(Source records)
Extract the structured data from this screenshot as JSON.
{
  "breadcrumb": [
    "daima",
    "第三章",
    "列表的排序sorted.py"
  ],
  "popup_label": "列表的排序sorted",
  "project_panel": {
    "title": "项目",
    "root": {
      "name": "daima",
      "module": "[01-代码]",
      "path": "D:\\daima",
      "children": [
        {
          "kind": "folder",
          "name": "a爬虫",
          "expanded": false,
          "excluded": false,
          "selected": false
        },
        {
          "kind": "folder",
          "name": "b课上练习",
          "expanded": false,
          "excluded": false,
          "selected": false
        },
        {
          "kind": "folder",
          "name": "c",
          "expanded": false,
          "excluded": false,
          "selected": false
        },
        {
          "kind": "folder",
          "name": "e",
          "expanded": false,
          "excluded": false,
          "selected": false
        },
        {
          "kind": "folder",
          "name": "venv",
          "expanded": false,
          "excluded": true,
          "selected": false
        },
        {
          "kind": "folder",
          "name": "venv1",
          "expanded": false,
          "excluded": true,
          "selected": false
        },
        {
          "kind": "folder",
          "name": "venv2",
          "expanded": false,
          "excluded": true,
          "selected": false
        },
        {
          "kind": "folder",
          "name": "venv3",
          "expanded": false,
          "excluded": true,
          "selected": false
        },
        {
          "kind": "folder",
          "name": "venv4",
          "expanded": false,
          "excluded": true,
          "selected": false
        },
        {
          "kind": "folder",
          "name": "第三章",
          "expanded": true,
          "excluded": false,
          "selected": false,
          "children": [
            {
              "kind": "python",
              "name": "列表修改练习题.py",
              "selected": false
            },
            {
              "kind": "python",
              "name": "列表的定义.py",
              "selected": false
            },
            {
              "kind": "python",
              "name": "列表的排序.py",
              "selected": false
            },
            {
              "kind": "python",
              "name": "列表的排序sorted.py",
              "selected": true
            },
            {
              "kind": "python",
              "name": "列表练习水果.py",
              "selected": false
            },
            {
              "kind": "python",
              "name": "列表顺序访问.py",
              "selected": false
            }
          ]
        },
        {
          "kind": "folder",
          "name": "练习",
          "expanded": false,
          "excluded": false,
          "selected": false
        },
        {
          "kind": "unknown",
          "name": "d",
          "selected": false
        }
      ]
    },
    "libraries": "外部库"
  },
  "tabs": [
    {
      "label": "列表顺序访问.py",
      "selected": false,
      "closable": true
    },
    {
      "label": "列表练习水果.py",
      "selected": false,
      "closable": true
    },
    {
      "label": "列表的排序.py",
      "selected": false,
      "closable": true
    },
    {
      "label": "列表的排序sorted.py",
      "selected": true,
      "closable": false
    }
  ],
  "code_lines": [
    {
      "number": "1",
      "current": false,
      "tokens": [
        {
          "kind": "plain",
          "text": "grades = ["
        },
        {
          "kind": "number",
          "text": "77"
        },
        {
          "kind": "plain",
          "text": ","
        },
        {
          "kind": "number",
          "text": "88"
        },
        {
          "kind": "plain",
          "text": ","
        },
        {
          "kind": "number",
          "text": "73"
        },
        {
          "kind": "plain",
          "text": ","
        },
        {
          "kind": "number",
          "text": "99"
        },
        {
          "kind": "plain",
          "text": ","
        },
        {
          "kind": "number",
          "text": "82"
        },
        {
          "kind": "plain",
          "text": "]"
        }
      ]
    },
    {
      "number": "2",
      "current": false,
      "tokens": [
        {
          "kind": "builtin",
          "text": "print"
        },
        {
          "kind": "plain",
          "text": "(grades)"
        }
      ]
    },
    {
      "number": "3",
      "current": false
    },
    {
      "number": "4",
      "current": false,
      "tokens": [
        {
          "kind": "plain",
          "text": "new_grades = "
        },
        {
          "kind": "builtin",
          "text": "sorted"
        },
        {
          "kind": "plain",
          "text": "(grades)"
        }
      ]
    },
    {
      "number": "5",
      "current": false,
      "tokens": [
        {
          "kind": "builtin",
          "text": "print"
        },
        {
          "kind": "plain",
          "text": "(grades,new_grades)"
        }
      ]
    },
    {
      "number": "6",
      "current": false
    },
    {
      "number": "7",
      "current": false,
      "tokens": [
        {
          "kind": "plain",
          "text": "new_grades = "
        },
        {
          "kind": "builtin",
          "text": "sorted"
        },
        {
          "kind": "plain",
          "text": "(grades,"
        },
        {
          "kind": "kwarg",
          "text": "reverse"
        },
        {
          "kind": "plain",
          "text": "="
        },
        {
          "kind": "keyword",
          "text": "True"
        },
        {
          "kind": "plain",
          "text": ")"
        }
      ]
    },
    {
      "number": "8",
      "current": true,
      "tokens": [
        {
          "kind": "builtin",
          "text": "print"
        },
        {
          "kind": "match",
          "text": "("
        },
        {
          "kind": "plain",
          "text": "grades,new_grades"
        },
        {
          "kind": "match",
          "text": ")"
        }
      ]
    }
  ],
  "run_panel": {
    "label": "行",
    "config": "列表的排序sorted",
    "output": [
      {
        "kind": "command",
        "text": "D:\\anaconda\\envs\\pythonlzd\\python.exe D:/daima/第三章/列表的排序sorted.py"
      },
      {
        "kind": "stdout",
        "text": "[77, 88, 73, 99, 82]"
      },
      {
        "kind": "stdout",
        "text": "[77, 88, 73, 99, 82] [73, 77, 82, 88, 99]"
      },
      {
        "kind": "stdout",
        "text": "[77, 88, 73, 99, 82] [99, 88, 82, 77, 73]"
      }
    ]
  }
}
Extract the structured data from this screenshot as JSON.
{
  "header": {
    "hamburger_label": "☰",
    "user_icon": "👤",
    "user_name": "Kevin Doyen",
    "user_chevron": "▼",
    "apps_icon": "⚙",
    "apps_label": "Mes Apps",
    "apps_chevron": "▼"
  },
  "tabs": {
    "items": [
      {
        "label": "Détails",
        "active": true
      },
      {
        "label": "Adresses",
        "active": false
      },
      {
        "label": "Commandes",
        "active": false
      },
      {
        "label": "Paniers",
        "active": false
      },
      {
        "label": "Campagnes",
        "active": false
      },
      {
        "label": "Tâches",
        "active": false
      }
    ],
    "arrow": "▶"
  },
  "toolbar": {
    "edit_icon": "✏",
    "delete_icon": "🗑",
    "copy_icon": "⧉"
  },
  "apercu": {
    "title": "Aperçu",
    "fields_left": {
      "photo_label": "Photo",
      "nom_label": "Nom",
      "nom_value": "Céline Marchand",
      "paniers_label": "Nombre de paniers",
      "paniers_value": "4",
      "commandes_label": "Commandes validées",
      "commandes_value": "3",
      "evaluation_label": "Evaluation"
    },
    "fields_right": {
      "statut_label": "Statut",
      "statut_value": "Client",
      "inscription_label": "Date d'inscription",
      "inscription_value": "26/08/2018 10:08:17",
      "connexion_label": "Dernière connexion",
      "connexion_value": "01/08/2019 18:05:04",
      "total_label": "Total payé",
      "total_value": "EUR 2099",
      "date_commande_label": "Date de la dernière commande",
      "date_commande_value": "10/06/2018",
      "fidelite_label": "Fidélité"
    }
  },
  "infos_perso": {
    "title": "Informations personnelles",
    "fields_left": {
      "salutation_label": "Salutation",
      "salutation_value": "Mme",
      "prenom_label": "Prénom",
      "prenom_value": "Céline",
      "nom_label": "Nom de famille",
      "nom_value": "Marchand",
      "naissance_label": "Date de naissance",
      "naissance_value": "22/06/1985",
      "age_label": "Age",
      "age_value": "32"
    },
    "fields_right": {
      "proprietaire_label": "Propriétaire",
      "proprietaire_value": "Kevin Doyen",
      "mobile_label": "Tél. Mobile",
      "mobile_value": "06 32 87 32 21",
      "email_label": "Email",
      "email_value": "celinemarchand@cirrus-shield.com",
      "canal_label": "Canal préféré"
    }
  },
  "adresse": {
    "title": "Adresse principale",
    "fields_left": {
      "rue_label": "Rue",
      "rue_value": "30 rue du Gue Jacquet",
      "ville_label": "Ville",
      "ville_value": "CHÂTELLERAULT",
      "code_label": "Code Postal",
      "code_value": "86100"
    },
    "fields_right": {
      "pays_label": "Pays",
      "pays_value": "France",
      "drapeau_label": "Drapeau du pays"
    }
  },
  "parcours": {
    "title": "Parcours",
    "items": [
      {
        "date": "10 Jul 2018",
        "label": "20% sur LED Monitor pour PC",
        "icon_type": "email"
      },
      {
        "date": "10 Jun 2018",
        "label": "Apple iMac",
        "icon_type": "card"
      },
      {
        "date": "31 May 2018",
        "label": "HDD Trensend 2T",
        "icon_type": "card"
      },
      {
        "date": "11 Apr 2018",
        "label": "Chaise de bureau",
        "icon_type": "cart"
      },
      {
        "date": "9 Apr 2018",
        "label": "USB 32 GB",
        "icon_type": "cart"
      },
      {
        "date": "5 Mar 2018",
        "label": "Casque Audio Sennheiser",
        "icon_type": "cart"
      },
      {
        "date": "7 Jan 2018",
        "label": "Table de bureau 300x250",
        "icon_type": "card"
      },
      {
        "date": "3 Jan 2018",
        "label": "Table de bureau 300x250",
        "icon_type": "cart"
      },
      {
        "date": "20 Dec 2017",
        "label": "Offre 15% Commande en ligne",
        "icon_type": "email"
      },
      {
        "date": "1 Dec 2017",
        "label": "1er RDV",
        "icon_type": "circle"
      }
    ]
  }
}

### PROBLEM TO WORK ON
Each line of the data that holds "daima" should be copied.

### RESPONSE TO THIS TASK
    "daima",
      "name": "daima",
      "path": "D:\\daima",
        "text": "D:\\anaconda\\envs\\pythonlzd\\python.exe D:/daima/第三章/列表的排序sorted.py"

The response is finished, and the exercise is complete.